:: Available data

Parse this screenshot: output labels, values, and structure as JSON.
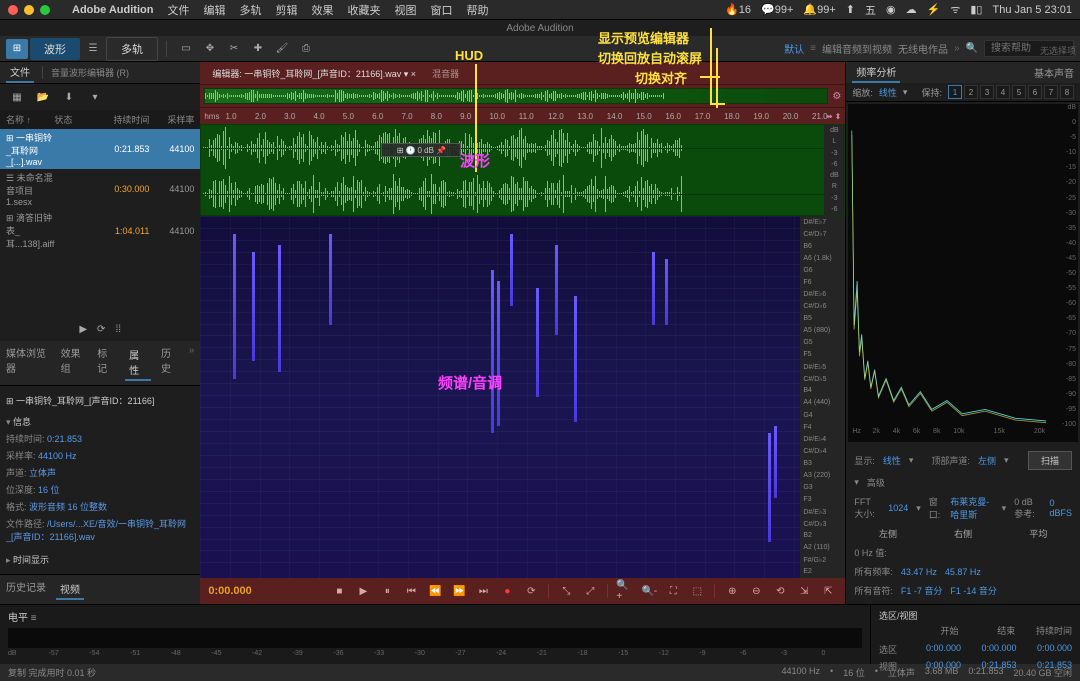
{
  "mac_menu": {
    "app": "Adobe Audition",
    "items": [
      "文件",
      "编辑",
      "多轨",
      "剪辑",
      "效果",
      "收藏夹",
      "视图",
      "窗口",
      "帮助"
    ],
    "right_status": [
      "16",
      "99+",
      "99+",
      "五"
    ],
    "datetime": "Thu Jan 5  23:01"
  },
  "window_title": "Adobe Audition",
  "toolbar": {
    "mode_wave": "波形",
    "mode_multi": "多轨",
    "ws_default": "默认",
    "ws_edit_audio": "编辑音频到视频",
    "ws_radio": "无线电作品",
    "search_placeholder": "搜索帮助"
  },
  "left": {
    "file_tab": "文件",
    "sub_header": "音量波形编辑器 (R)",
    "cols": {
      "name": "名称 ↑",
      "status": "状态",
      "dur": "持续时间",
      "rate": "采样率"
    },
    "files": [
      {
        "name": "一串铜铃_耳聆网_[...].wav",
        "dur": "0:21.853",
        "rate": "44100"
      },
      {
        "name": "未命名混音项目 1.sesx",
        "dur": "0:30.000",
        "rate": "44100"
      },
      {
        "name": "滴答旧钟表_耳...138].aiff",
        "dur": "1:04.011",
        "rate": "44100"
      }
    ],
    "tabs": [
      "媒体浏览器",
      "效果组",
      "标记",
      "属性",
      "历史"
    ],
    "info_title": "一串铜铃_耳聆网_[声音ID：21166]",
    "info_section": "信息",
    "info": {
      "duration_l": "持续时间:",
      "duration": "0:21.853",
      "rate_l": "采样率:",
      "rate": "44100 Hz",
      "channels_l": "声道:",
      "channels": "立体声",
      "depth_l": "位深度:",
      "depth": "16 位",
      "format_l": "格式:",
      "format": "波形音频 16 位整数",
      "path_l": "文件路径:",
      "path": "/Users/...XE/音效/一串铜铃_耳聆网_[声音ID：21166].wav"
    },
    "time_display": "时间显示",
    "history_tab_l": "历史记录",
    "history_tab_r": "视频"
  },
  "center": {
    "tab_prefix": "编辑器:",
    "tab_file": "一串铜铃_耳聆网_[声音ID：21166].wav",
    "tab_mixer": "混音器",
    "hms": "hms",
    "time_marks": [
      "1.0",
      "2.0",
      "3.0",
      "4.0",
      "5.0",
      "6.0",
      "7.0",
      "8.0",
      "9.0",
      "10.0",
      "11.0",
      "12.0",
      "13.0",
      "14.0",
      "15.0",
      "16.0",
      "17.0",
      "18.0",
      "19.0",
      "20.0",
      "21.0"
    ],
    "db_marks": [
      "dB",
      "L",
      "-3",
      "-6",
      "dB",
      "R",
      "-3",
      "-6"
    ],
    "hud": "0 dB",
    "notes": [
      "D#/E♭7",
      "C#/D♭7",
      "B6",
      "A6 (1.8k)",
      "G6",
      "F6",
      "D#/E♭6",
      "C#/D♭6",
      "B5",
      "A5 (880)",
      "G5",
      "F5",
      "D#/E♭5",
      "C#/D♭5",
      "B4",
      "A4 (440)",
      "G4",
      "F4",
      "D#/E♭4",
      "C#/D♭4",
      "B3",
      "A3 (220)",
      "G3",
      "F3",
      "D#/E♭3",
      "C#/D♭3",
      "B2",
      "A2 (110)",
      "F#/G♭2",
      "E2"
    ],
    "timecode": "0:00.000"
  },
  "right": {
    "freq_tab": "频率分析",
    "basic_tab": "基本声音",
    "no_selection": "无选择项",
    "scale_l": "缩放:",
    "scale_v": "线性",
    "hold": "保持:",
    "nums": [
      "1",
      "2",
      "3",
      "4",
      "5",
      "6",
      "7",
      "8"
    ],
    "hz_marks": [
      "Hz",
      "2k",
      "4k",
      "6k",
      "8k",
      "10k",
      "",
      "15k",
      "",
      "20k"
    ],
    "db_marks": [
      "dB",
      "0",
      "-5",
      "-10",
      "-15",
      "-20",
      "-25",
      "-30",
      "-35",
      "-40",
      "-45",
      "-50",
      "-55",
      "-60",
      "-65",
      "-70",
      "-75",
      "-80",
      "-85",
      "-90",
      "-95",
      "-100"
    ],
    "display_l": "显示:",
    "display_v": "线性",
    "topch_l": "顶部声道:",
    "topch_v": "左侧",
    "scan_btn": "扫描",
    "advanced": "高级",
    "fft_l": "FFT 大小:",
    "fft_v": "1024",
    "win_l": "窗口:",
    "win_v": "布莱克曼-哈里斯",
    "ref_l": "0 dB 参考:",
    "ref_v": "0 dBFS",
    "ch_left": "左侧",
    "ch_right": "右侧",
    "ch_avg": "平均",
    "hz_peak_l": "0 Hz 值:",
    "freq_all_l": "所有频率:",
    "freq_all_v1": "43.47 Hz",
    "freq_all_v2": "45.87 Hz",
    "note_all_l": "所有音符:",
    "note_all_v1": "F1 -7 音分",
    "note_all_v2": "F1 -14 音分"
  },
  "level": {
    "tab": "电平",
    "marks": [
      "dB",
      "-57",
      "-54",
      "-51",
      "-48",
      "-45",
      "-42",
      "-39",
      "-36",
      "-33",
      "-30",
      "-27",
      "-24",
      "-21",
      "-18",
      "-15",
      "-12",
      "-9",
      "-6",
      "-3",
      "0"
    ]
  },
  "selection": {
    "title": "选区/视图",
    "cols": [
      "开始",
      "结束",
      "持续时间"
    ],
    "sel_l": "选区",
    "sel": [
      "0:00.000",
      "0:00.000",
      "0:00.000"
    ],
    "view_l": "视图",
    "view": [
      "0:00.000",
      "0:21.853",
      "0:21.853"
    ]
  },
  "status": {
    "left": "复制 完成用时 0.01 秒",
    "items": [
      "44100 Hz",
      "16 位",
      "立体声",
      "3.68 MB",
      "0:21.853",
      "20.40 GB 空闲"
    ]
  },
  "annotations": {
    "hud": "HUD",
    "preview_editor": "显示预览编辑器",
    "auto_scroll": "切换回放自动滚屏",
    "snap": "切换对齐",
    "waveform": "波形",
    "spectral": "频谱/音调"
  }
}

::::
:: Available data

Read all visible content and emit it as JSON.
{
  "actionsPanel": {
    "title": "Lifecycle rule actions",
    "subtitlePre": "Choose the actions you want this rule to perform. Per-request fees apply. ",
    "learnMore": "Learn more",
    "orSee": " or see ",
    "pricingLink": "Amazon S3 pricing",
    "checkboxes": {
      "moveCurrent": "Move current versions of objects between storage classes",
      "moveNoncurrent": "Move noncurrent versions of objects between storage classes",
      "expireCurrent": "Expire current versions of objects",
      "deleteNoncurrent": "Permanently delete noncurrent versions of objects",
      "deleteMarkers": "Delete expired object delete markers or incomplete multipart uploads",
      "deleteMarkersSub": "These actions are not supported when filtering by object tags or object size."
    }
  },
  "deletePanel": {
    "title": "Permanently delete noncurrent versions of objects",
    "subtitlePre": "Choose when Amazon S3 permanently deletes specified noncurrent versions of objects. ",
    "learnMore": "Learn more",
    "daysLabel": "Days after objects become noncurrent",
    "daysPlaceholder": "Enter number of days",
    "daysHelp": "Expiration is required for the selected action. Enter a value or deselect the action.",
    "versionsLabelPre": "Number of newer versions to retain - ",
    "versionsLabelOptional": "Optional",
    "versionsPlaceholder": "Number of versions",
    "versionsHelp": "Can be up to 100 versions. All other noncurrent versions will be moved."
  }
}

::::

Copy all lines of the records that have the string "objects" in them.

      "moveCurrent": "Move current versions of objects between storage classes",
      "moveNoncurrent": "Move noncurrent versions of objects between storage classes",
      "expireCurrent": "Expire current versions of objects",
      "deleteNoncurrent": "Permanently delete noncurrent versions of objects",
    "title": "Permanently delete noncurrent versions of objects",
    "subtitlePre": "Choose when Amazon S3 permanently deletes specified noncurrent versions of objects. ",
    "daysLabel": "Days after objects become noncurrent",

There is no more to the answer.